Lowry’s writing style has beautiful passages of description that easily transport the reader to the kingdom of Raiya. Here's a brief snippet, when Yuvali is using the mystic powers of an ayur to travel outside her body:
The sand beneath her was liquid, or blowing in the air across the big world, skins on the surface of a great
creature who was a ruler herself, and Yuvali was like the dust in the wind around her, blowing everywhere
and mixing with the world’s winds. She loosed herself to the four directions.
Hands caught her, held her together so she could go on. Someone with her, keeping her whole. The tree
grew closer; a branch caught moonlight as a covering cloud broke apart. Buds lined the branches, and spiky
clusters of leaves. The silvery mound had a dark patch within it.
It was a cave.
Interspersed and inspired by mythology and oral storytelling, the book’s world has a richness that is the perfect backdrop to an epic story of good and evil. If you’re a fan of Tripathi’s Shiva Trilogy or are looking for a YA story similar to the atmosphere of Alexander's MG-level The Iron Ring, you would enjoy reading Fire from the Overworld.

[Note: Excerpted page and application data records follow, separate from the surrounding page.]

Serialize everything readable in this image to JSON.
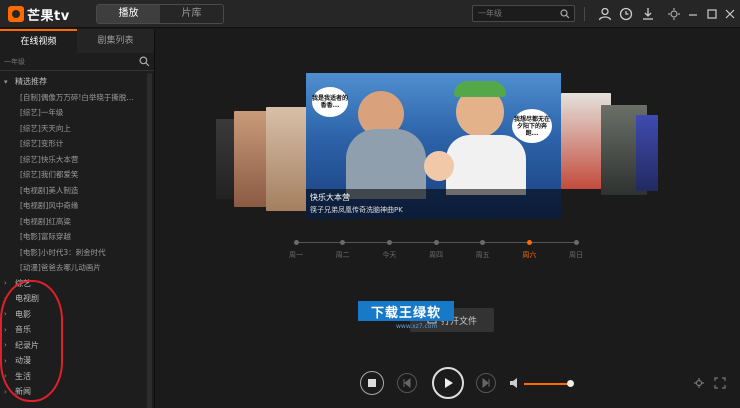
{
  "app": {
    "name": "芒果tv"
  },
  "mode_tabs": [
    {
      "label": "播放",
      "active": true
    },
    {
      "label": "片库",
      "active": false
    }
  ],
  "top_search": {
    "placeholder": "一年级"
  },
  "toolbar_icons": [
    "user-icon",
    "history-icon",
    "download-icon",
    "settings-icon",
    "minimize-icon",
    "maximize-icon",
    "close-icon"
  ],
  "sidebar": {
    "tabs": [
      {
        "label": "在线视频",
        "active": true
      },
      {
        "label": "剧集列表",
        "active": false
      }
    ],
    "search_placeholder": "一年级",
    "featured_group": {
      "label": "精选推荐",
      "items": [
        "[自制]偶像万万碎!白举晓于撕脱...",
        "[综艺]一年级",
        "[综艺]天天向上",
        "[综艺]变形计",
        "[综艺]快乐大本营",
        "[综艺]我们都爱笑",
        "[电视剧]美人制造",
        "[电视剧]风中奇缘",
        "[电视剧]红高粱",
        "[电影]富际穿越",
        "[电影]小时代3：刺金时代",
        "[动漫]爸爸去哪儿动画片"
      ]
    },
    "categories": [
      "综艺",
      "电视剧",
      "电影",
      "音乐",
      "纪录片",
      "动漫",
      "生活",
      "新闻"
    ]
  },
  "featured": {
    "title": "快乐大本营",
    "subtitle": "筷子兄弟凤凰传奇洗脑神曲PK",
    "bubble_left": "我是我适者的香香...",
    "bubble_right": "我想尽都无在夕阳下的奔跑..."
  },
  "timeline": {
    "days": [
      "周一",
      "周二",
      "今天",
      "周四",
      "周五",
      "周六",
      "周日"
    ],
    "active_index": 5
  },
  "open_file_label": "打开文件",
  "watermark": {
    "text": "下载王绿软",
    "sub": "www.xz7.com"
  },
  "colors": {
    "accent": "#ff6a00",
    "annotation": "#e0202a"
  }
}
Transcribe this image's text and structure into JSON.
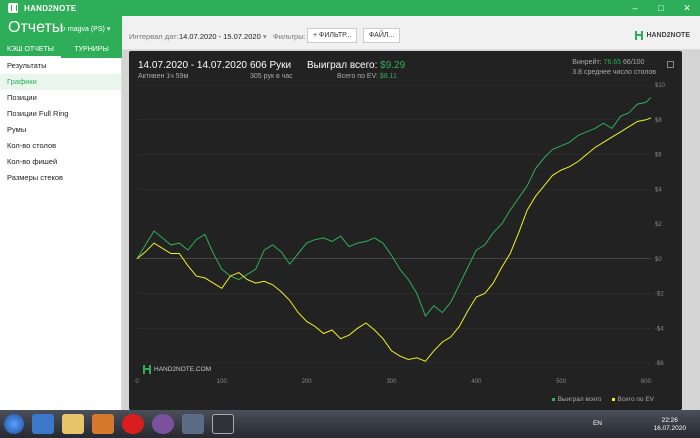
{
  "window": {
    "app_title": "HAND2NOTE",
    "controls": [
      "–",
      "□",
      "✕"
    ]
  },
  "sidebar": {
    "title": "Отчеты",
    "account": "magva (PS)",
    "tabs": [
      {
        "label": "КЭШ ОТЧЕТЫ",
        "active": true
      },
      {
        "label": "ТУРНИРЫ",
        "active": false
      }
    ],
    "items": [
      {
        "label": "Результаты",
        "active": false
      },
      {
        "label": "Графики",
        "active": true
      },
      {
        "label": "Позиции",
        "active": false
      },
      {
        "label": "Позиции Full Ring",
        "active": false
      },
      {
        "label": "Румы",
        "active": false
      },
      {
        "label": "Кол-во столов",
        "active": false
      },
      {
        "label": "Кол-во фишей",
        "active": false
      },
      {
        "label": "Размеры стеков",
        "active": false
      }
    ]
  },
  "toolbar": {
    "interval_label": "Интервал дат:",
    "interval_value": "14.07.2020 - 15.07.2020",
    "filters_label": "Фильтры:",
    "filter_button": "+ ФИЛЬТР...",
    "file_button": "ФАЙЛ...",
    "brand": "HAND2NOTE"
  },
  "stats": {
    "date_range": "14.07.2020 - 14.07.2020",
    "active_time": "Активен 1ч 59м",
    "hands": "606 Руки",
    "hands_per_hour": "305 рук в час",
    "won_label": "Выиграл всего:",
    "won_value": "$9.29",
    "ev_label": "Всего по EV:",
    "ev_value": "$8.11",
    "winrate_label": "Винрейт:",
    "winrate_value": "76.65",
    "winrate_hands": "66/100",
    "avg_tables": "3.8 среднее число столов"
  },
  "watermark": "HAND2NOTE.COM",
  "colors": {
    "accent": "#2eae58",
    "won_line": "#2eae58",
    "ev_line": "#f0f025"
  },
  "chart_data": {
    "type": "line",
    "x": [
      0,
      10,
      20,
      30,
      40,
      50,
      60,
      70,
      80,
      90,
      100,
      110,
      120,
      130,
      140,
      150,
      160,
      170,
      180,
      190,
      200,
      210,
      220,
      230,
      240,
      250,
      260,
      270,
      280,
      290,
      300,
      310,
      320,
      330,
      340,
      350,
      360,
      370,
      380,
      390,
      400,
      410,
      420,
      430,
      440,
      450,
      460,
      470,
      480,
      490,
      500,
      510,
      520,
      530,
      540,
      550,
      560,
      570,
      580,
      590,
      600,
      606
    ],
    "series": [
      {
        "name": "Выиграл всего",
        "values": [
          0,
          0.8,
          1.6,
          1.2,
          0.8,
          0.9,
          0.5,
          1.1,
          1.4,
          0.3,
          -0.6,
          -1.0,
          -1.2,
          -0.9,
          -0.6,
          0.5,
          0.8,
          0.4,
          -0.3,
          0.3,
          0.9,
          1.1,
          1.2,
          1.0,
          1.3,
          0.7,
          0.9,
          1.0,
          1.2,
          0.9,
          0.2,
          -0.6,
          -1.2,
          -2.0,
          -3.3,
          -2.7,
          -3.1,
          -2.5,
          -1.5,
          -0.5,
          0.5,
          0.8,
          1.5,
          2.0,
          2.8,
          3.5,
          4.2,
          5.2,
          5.8,
          6.3,
          6.5,
          6.7,
          7.1,
          7.3,
          7.5,
          7.8,
          7.5,
          8.2,
          8.4,
          8.9,
          9.0,
          9.29
        ]
      },
      {
        "name": "Всего по EV",
        "values": [
          0,
          0.4,
          0.9,
          0.6,
          0.3,
          0.3,
          -0.4,
          -1.0,
          -1.1,
          -1.4,
          -1.7,
          -1.0,
          -0.8,
          -1.2,
          -1.4,
          -1.3,
          -1.5,
          -1.9,
          -2.4,
          -3.1,
          -3.6,
          -3.9,
          -4.3,
          -4.1,
          -4.6,
          -4.4,
          -4.0,
          -3.7,
          -4.1,
          -4.6,
          -5.3,
          -5.6,
          -5.8,
          -5.7,
          -5.9,
          -5.3,
          -4.8,
          -4.5,
          -3.9,
          -3.0,
          -2.2,
          -2.0,
          -1.4,
          -0.5,
          0.3,
          1.5,
          2.8,
          3.6,
          4.2,
          4.8,
          5.1,
          5.3,
          5.6,
          6.0,
          6.4,
          6.7,
          7.0,
          7.3,
          7.6,
          7.9,
          8.0,
          8.11
        ]
      }
    ],
    "xlim": [
      0,
      606
    ],
    "ylim": [
      -6,
      10
    ],
    "x_ticks": [
      0,
      100,
      200,
      300,
      400,
      500,
      600
    ],
    "y_ticks": [
      10,
      8,
      6,
      4,
      2,
      0,
      -2,
      -4,
      -6
    ],
    "y_tick_labels": [
      "$10",
      "$8",
      "$6",
      "$4",
      "$2",
      "$0",
      "-$2",
      "-$4",
      "-$6"
    ],
    "grid": true,
    "legend_position": "bottom-right"
  }
}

I read a lot - depending on my writing schedule, I can usually read about a book a day. Some of the books are fantastic and I would love to recommend to everyone - some, not so much. Either way, I thought I would share a few thoughts on what I'm reading at the moment.